§ **THE PROBLEM**
Return the lines below in which the string "løsning" occurs.
DATA Block Start
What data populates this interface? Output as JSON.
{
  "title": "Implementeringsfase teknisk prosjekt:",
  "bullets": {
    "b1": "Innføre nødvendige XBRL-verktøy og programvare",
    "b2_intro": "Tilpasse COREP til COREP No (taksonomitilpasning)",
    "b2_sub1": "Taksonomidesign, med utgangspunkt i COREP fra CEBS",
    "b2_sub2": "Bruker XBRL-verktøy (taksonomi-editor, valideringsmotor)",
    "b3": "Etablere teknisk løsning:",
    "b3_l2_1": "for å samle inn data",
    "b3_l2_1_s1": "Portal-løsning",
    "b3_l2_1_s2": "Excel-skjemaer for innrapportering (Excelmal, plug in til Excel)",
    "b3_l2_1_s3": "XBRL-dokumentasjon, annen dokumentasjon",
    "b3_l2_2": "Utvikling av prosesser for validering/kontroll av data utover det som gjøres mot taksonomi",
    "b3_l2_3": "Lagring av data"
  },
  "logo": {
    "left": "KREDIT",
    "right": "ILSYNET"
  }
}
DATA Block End
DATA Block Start
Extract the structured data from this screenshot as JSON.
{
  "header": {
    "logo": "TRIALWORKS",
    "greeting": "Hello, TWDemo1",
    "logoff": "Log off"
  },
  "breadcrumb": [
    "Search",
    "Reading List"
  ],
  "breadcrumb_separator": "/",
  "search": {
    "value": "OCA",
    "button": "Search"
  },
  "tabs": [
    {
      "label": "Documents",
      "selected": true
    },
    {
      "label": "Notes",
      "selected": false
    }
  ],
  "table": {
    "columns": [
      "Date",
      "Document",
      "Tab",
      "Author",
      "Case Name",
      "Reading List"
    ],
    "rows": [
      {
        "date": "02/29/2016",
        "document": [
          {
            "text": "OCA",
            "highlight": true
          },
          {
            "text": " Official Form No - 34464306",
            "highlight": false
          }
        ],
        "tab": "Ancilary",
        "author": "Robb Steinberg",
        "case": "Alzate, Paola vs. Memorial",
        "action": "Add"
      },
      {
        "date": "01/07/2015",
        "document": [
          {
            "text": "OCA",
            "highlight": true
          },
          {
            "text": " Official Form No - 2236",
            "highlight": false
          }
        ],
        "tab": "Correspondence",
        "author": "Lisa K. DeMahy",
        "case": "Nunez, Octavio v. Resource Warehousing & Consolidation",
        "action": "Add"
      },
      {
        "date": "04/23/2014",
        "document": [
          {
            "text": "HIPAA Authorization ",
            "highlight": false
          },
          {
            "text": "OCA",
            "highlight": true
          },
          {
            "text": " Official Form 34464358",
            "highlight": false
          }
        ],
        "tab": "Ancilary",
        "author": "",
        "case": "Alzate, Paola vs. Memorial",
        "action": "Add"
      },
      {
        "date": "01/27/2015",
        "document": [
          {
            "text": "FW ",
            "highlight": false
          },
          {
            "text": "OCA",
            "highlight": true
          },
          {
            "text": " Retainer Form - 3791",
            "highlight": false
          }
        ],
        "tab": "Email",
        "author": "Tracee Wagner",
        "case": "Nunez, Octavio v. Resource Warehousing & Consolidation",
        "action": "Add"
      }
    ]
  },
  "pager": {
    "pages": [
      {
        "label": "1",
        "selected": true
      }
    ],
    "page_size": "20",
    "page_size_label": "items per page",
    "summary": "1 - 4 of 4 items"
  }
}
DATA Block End
§ **EXPECTED ANSWER**
    "b3": "Etablere teknisk løsning:",
    "b3_l2_1_s1": "Portal-løsning",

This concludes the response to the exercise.